BACKGROUND: There is no prospective randomized data comparing laparoscopic to open hepatectomy. This study compared short- and long-term outcomes in patients undergoing hepatectomy for colorectal metastases (CRM), who were suitable for either laparoscopic or open surgery.
METHODS: Data were prospectively collected from consecutive patients undergoing hepatic resection of CRM at a single centre (1987-2007). Patients who were suitable for laparoscopic resection (Group 1) were compared with patients whose tumour characteristics would best be considered for open resection (Group 2).
RESULTS: Out of 1152 hepatectomies, 266 (23.1%) were deemed suitable for a laparoscopic approach. The median (IQR) number of metastases was greater in Group 2 [2(1-20) vs. 1(1-10), P < 0.001], as was the mean (SD) tumour size [5.3(3.6) cm vs. 3.3(1.2) cm, P < 0.001]. The median (IQR) operation time [210 (70) min vs. 240 (90) min, P < 0.001] and blood loss [270 (265) ml vs. 355 (320) ml, P < 0.001] were less in Group 1. There was no difference in length of stay, morbidity or mortality. Patients in Group 2 had a higher R1 resection rate (14.9%) compared with Group 1 (4.5%, P < 0.001) and lower 5-year survival (37.8% vs. 44.2%, P= 0.005).

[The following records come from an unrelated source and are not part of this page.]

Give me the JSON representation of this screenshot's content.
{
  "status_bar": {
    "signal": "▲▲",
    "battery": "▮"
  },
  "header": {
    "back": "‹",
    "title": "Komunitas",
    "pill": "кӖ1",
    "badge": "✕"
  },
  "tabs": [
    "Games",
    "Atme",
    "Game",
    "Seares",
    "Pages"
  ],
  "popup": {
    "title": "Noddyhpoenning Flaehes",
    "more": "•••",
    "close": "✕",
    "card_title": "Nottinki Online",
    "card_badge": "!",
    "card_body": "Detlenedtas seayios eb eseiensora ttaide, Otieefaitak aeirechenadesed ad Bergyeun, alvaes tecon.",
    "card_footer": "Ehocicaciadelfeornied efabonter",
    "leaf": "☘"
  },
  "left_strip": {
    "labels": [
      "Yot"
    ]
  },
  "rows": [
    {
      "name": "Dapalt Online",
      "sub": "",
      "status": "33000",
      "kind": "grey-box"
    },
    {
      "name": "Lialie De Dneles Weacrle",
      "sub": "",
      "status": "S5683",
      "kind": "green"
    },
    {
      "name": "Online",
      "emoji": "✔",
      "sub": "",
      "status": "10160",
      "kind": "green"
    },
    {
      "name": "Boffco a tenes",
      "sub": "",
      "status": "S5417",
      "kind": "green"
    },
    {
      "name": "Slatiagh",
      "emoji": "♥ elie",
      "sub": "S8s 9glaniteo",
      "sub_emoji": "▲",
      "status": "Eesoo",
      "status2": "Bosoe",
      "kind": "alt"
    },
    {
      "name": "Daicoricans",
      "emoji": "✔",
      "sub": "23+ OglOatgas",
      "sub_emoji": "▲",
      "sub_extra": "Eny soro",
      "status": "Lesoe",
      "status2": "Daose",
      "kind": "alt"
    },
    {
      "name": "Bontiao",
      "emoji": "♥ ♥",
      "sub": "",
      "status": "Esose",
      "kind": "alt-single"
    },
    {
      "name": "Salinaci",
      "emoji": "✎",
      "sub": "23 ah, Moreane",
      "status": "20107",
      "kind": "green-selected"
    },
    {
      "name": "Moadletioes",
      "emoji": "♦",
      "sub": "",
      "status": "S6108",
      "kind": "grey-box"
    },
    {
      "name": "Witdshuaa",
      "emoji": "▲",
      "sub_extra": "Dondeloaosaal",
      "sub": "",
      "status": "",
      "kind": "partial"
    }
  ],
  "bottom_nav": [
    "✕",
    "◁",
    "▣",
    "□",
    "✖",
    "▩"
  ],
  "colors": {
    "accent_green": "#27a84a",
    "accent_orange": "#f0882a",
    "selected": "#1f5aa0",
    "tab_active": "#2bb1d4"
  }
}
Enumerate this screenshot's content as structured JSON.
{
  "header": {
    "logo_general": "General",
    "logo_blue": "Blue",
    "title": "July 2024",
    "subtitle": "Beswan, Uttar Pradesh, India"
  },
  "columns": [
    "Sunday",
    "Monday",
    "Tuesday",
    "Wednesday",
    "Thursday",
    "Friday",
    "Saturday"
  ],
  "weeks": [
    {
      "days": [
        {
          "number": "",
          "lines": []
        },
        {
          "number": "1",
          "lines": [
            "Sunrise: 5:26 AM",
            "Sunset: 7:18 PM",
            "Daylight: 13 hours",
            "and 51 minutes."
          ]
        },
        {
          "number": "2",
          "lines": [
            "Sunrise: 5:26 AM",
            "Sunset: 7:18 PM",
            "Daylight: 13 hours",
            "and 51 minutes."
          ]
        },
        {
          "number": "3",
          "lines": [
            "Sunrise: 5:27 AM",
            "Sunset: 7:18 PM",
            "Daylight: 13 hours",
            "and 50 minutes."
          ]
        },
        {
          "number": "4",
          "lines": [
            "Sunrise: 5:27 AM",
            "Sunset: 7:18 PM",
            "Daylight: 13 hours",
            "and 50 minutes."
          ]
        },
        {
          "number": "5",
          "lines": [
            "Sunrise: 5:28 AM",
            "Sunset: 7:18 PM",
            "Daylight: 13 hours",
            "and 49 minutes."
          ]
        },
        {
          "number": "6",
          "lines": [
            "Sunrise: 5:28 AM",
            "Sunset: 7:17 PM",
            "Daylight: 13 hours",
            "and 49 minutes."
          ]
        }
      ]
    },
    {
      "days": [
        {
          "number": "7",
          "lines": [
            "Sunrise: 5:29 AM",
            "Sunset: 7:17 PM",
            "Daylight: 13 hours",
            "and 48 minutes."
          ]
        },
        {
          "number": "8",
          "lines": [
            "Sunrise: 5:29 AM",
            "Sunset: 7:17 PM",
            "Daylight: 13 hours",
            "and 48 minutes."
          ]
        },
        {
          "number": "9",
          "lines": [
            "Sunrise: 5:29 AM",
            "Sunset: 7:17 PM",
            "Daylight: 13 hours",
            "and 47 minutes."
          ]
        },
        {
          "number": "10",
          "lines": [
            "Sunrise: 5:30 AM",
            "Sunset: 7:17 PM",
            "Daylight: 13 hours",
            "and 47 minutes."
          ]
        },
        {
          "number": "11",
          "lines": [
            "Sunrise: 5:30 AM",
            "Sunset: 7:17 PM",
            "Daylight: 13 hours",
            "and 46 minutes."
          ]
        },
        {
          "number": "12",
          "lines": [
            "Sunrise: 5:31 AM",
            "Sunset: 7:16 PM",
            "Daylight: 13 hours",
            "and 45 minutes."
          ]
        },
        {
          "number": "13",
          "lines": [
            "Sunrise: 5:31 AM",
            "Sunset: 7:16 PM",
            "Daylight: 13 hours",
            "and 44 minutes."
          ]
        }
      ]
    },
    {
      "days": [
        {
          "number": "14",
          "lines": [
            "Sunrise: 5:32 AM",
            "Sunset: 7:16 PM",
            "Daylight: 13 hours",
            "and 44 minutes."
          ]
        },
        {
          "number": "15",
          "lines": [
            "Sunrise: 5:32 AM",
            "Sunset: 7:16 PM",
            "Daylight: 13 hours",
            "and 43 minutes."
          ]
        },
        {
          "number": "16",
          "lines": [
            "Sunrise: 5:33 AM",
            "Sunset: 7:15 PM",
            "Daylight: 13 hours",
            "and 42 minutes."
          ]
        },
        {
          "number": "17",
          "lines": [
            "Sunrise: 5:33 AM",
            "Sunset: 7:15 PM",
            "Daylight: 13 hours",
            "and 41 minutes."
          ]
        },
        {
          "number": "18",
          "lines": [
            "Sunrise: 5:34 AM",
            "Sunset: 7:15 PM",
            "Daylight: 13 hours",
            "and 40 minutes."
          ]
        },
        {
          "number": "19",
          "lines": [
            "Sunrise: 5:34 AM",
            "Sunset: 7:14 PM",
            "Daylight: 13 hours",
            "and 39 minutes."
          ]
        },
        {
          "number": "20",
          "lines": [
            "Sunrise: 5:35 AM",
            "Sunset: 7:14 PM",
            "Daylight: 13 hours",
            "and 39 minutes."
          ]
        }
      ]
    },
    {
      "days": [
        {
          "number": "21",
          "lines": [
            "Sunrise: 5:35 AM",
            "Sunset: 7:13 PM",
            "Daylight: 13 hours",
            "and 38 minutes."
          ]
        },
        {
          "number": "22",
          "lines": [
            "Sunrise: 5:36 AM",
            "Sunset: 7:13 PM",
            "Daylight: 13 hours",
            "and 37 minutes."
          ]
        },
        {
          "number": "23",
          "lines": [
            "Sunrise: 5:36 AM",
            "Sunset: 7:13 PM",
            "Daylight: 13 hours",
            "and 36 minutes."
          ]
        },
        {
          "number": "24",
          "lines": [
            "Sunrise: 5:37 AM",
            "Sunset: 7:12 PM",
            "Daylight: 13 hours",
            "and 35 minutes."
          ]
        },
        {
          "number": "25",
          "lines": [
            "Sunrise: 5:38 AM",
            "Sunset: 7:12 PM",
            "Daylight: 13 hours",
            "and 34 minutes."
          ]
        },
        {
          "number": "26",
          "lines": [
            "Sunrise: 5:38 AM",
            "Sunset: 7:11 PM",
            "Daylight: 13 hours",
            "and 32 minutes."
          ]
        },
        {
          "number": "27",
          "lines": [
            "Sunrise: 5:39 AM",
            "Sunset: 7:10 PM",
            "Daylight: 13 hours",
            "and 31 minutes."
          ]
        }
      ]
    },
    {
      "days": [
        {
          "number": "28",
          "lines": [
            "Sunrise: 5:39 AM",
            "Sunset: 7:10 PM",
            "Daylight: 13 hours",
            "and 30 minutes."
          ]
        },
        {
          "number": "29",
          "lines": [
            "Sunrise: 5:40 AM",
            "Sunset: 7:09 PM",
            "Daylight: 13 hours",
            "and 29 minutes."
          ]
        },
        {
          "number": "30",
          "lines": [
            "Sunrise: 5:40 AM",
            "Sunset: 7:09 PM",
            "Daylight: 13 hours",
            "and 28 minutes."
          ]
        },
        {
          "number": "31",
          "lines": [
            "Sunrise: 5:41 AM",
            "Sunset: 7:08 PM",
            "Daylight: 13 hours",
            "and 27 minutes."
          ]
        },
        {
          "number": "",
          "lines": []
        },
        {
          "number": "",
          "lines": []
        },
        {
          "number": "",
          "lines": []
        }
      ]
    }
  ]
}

DISCUSSION: Current criteria for laparoscopic hepatectomy selects patients who have more straight-forward surgery, with less risk of an involved resection margin and better long-term survival, compared with patients unsuited to a laparoscopic approach. Clearly defined criteria for laparoscopic hepatectomy are essential to allow meaningful analysis of outcomes and the results of unrandomized series of laparoscopic hepatectomies must be interpreted with caution.